The Dead Sea is 75 kilometers long and from 6 to 16 kilometers wide. It is fed by the Jordan River, but it has no outlet. As its name suggests, the Dead Sea is entirely devoid of plant and animal life. This is due to an
extremely high content of salt and other minerals—350 grams of salt per kilogram of water, as compared to about 40 grams in the world’s oceans. This concentration is caused by a rapid rate of evaporation. These natural elements give the waters of the Dead Sea certain curative properties, recognized since the days of Herod the Great over 2000 years ago.
Also famous for their restorative powers are the thermal mineral springs of nearby Zarqa Ma’een, which hosts a therapeutic health spa.
The Dead Sea is also famous geographically as "the lowest point on earth," lying some 400 meters below sea level. In addition to the historical significance of the "Salt Sea," as it was referred to in the Bible, the Dead Sea is today an important and rich source of minerals essential for agricultural and industrial development, as well as for the treatment of various medical conditions such as psoriasis. Visitors to the Dead Sea come away with an unforgettable swimming experience, as the high density of the water makes sinking virtually impossible. Indeed, swimming is also difficult, as one is lifted too high in the water to be able to stroke properly. More appropriate is the often-photographed pose showing a visitor reclining in the water, leisurely reading a perfectly dry newspaper.
While marine enthusiasts will find a paradise in Aqaba, the Dead Sea is a great place to catch up on your reading!
At the southern end of the sea, the Arab Potash Company has built vast evaporation ponds covering over 10,000 hectares to extract potash from the mineral-rich waters. The project has allowed Jordan to become one of the world’s leading potash exporters.
The main resort area is located on the northern shores of the Dead Sea at Sweimeh, about 45 kilometers southwest of Amman. In Sweimeh, the Government Rest House provides showers and changing facilities, a restaurant, and a choice stretch of beach. The only accommodations currently available are at the Dead Sea Spa Hotel, a few kilometers past Sweimeh. There, you can enjoy a variety of mineral treatments at the German medical center: as well as the waters of the Dead Sea, other therapies include black mud, highly oxygenous air treatment, filtered sunrays, massage and gymnastics. Private bungalows are also available. Work is progressing toward the completion of additional resort hotels along the Dead Sea.
In addition to being an attraction for leisure and medicinal tourism, the Dead Sea was the location for a number of significant biblical events. The Bible refers to it as the Sea of the Araba, the Salt Sea, and the Eastern Sea (Deuteronomy 3: 17; Joshua 3: 16; Numbers 34: 12; Ezekiel 47: 18). The Arabah desert, or "wilderness", of the Bible is the arid basin between the Dead Sea and the Gulf of Aqaba today known as Wadi Araba.

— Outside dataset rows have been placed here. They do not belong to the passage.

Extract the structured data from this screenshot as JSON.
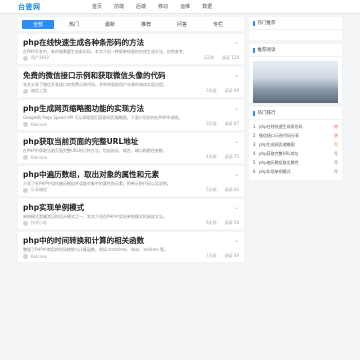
{
  "header": {
    "logo": "台鉴网",
    "nav": [
      "首页",
      "前端",
      "后端",
      "移动",
      "运维",
      "数据"
    ]
  },
  "tabs": [
    "全部",
    "热门",
    "最新",
    "推荐",
    "问答",
    "专栏"
  ],
  "active_tab": 0,
  "articles": [
    {
      "title": "php在线快速生成各种条形码的方法",
      "desc": "在PHP开发中，有时候需要生成条形码，本文介绍一种简单快速的在线生成方法，仅供参考。",
      "author": "用户3642",
      "time": "2天前",
      "views": "阅读 128"
    },
    {
      "title": "免费的微信接口示例和获取微信头像的代码",
      "desc": "本文分享了微信开发接口的免费示例代码，并附带获取用户头像的具体实现过程。",
      "author": "编程之路",
      "time": "3天前",
      "views": "阅读 96"
    },
    {
      "title": "php生成网页缩略图功能的实现方法",
      "desc": "Google的 Page Speed API 可以帮助我们获取网页缩略图，下面介绍如何在PHP中调用。",
      "author": "Balcone",
      "time": "3天前",
      "views": "阅读 87"
    },
    {
      "title": "php获取当前页面的完整URL地址",
      "desc": "在PHP中获取当前页面完整URL的几种方法，包括协议、域名、端口和路径参数。",
      "author": "Balcone",
      "time": "4天前",
      "views": "阅读 75"
    },
    {
      "title": "php中遍历数组，取出对象的属性和元素",
      "desc": "介绍了在PHP中如何遍历数组并读取对象中的属性和元素，附带示例代码以及说明。",
      "author": "乐享编程",
      "time": "5天前",
      "views": "阅读 64"
    },
    {
      "title": "php实现单例模式",
      "desc": "单例模式是最常见的设计模式之一，本文介绍在PHP中实现单例模式的具体方法。",
      "author": "技术小站",
      "time": "6天前",
      "views": "阅读 58"
    },
    {
      "title": "php中的时间转换和计算的相关函数",
      "desc": "整理了PHP中常用的时间转换与计算函数，例如 strtotime、date、mktime 等。",
      "author": "Balcone",
      "time": "7天前",
      "views": "阅读 49"
    }
  ],
  "sidebar": {
    "box1_title": "热门推荐",
    "box2_title": "推荐阅读",
    "box3_title": "热门排行",
    "ranking": [
      {
        "num": "1",
        "text": "php在线快速生成条形码",
        "badge": "热",
        "color": "#f5564e"
      },
      {
        "num": "2",
        "text": "微信接口示例代码分享",
        "badge": "热",
        "color": "#f5564e"
      },
      {
        "num": "3",
        "text": "php生成网页缩略图",
        "badge": "荐",
        "color": "#ff9d2b"
      },
      {
        "num": "4",
        "text": "php获取完整URL地址",
        "badge": "荐",
        "color": "#999999"
      },
      {
        "num": "5",
        "text": "php遍历数组取出属性",
        "badge": "荐",
        "color": "#999999"
      },
      {
        "num": "6",
        "text": "php实现单例模式",
        "badge": "荐",
        "color": "#999999"
      }
    ]
  }
}
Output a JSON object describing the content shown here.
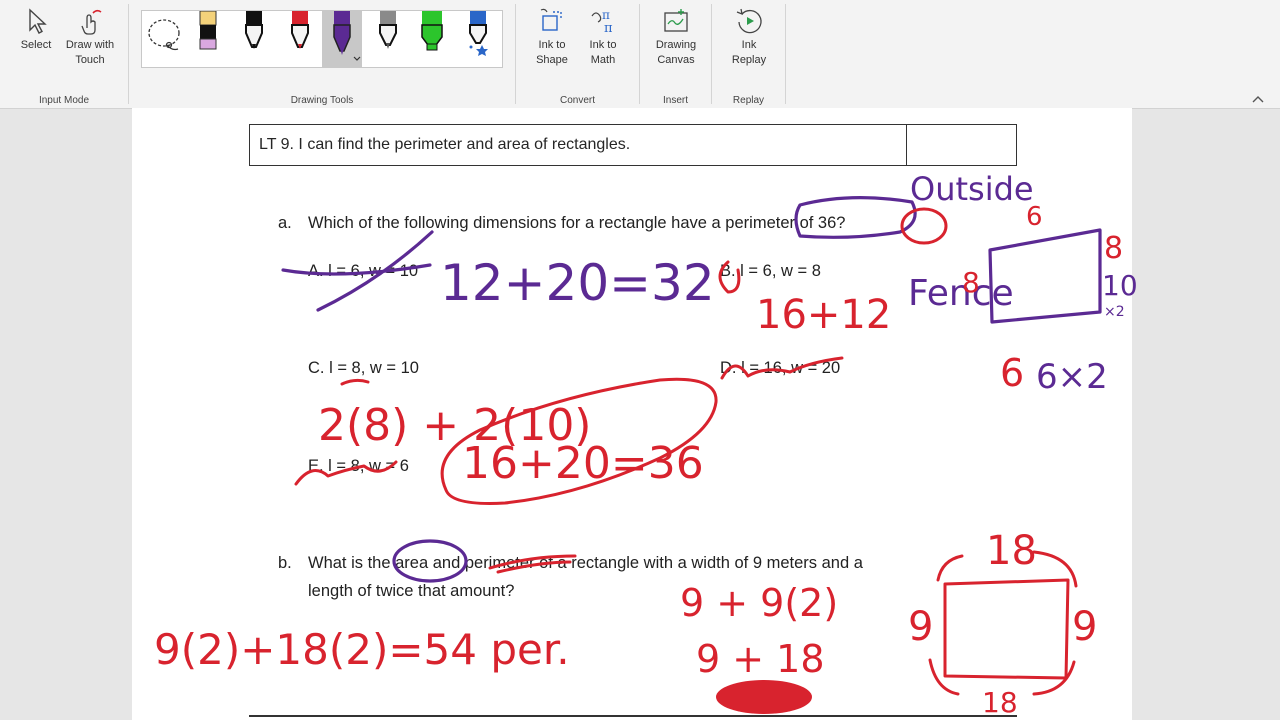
{
  "ribbon": {
    "select": "Select",
    "draw_touch_1": "Draw with",
    "draw_touch_2": "Touch",
    "input_mode": "Input Mode",
    "drawing_tools": "Drawing Tools",
    "ink_shape_1": "Ink to",
    "ink_shape_2": "Shape",
    "ink_math_1": "Ink to",
    "ink_math_2": "Math",
    "convert": "Convert",
    "canvas_1": "Drawing",
    "canvas_2": "Canvas",
    "insert": "Insert",
    "replay_1": "Ink",
    "replay_2": "Replay",
    "replay": "Replay",
    "pens": [
      {
        "name": "lasso-select-icon"
      },
      {
        "name": "highlighter-yellow-icon",
        "color": "#f4d27a"
      },
      {
        "name": "pen-black-icon",
        "color": "#111111"
      },
      {
        "name": "pen-red-icon",
        "color": "#d8232e"
      },
      {
        "name": "pen-purple-icon",
        "color": "#5b2a93"
      },
      {
        "name": "pencil-gray-icon",
        "color": "#8a8a8a"
      },
      {
        "name": "highlighter-green-icon",
        "color": "#2cc52c"
      },
      {
        "name": "pen-blue-galaxy-icon",
        "color": "#2a66c8"
      }
    ]
  },
  "document": {
    "lt_title": "LT 9. I can find the perimeter and area of rectangles.",
    "qa_label": "a.",
    "qa_text": "Which of the following dimensions for a rectangle have a perimeter of 36?",
    "optA": "A. l = 6, w = 10",
    "optB": "B. l = 6, w = 8",
    "optC": "C. l = 8, w = 10",
    "optD": "D. l = 16, w = 20",
    "optE": "E. l = 8, w = 6",
    "qb_label": "b.",
    "qb_line1": "What is the area and perimeter of a rectangle with a width of 9 meters and a",
    "qb_line2": "length of twice that amount?"
  },
  "ink": {
    "eq1": "12+20=32",
    "eq2": "16+12",
    "eq3": "2(8) + 2(10)",
    "eq4": "16+20=36",
    "outside": "Outside",
    "fence": "Fence",
    "s6a": "6",
    "s8a": "8",
    "s10": "10",
    "x2a": "×2",
    "s8b": "8",
    "s6b": "6",
    "s6x2": "6×2",
    "s18a": "18",
    "s9a": "9",
    "s9b": "9",
    "s18b": "18",
    "eq5": "9 + 9(2)",
    "eq6": "9 + 18",
    "eq7": "9(2)+18(2)=54 per."
  },
  "colors": {
    "red_ink": "#d8232e",
    "purple_ink": "#5b2a93"
  }
}
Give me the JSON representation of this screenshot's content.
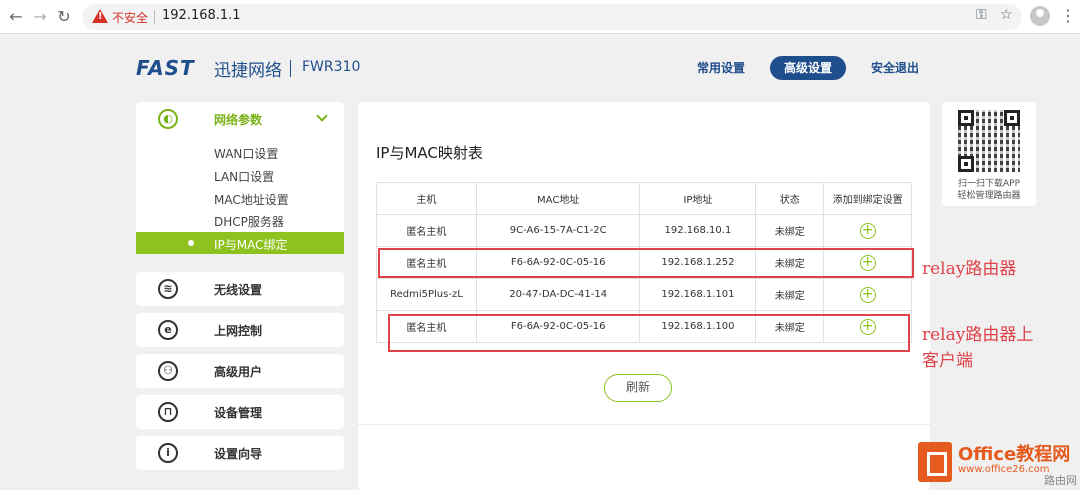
{
  "browser": {
    "insecure_label": "不安全",
    "url": "192.168.1.1"
  },
  "header": {
    "brand": "FAST",
    "brand_cn": "迅捷网络",
    "model": "FWR310",
    "nav": [
      "常用设置",
      "高级设置",
      "安全退出"
    ]
  },
  "sidebar": {
    "network_params": "网络参数",
    "sub_items": [
      "WAN口设置",
      "LAN口设置",
      "MAC地址设置",
      "DHCP服务器",
      "IP与MAC绑定"
    ],
    "sections": [
      "无线设置",
      "上网控制",
      "高级用户",
      "设备管理",
      "设置向导"
    ]
  },
  "main": {
    "title": "IP与MAC映射表",
    "columns": [
      "主机",
      "MAC地址",
      "IP地址",
      "状态",
      "添加到绑定设置"
    ],
    "rows": [
      {
        "host": "匿名主机",
        "mac": "9C-A6-15-7A-C1-2C",
        "ip": "192.168.10.1",
        "status": "未绑定"
      },
      {
        "host": "匿名主机",
        "mac": "F6-6A-92-0C-05-16",
        "ip": "192.168.1.252",
        "status": "未绑定"
      },
      {
        "host": "Redmi5Plus-zL",
        "mac": "20-47-DA-DC-41-14",
        "ip": "192.168.1.101",
        "status": "未绑定"
      },
      {
        "host": "匿名主机",
        "mac": "F6-6A-92-0C-05-16",
        "ip": "192.168.1.100",
        "status": "未绑定"
      }
    ],
    "refresh_label": "刷新"
  },
  "qr": {
    "line1": "扫一扫下载APP",
    "line2": "轻松管理路由器"
  },
  "annotations": {
    "relay_router": "relay路由器",
    "relay_client_line1": "relay路由器上",
    "relay_client_line2": "客户端"
  },
  "watermark": {
    "title": "Office教程网",
    "url": "www.office26.com",
    "small": "路由网"
  },
  "colors": {
    "brand_blue": "#1f4e8c",
    "accent_green": "#8dc21f",
    "annotation_red": "#e0424a",
    "watermark_orange": "#e65a1e"
  }
}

Of particular importance is the wide plain along Jordan’s southeast Dead Sea coast known today as the Southern Ghor. Known in the Bible as the Valley of Salt—undoubtedly because of the natural salt formations which form along the water’s edge—it is where David "slew 18,000 Edomites" (2 Samuel 7:29). This wide plain is also where Abraham and Lot divided their herds and people, going their separate ways after the journey from Egypt. While Abraham journeyed into Canaan, "Lot chose for himself the whole plain of the Jordan and set out toward the east" (Genesis 13: 11).
The Bible then says that "Lot lived among the cities of the plain and pitched his tents near Sodom" (Genesis 13: 12). The Southern Ghor may thus be associated with one of the most dramatic stories in the Bible, that of Sodom and Gomorrah. While conclusive proof has not yet been found, some scholars see Bab al-Dhra’ and Numeira as good candidates for the biblical Sodom and Gomorrah, destroyed by God because of their wickedness (Genesis 19). The other biblical "cities of the plain—"Admah, Zeboiim and Bela (or Zoar)—may still be waiting to be rediscovered under the ruins of Early Bronze Age towns as Feifa, Safi, Khneizirah, and other places throughout the biblical Valley of Salt.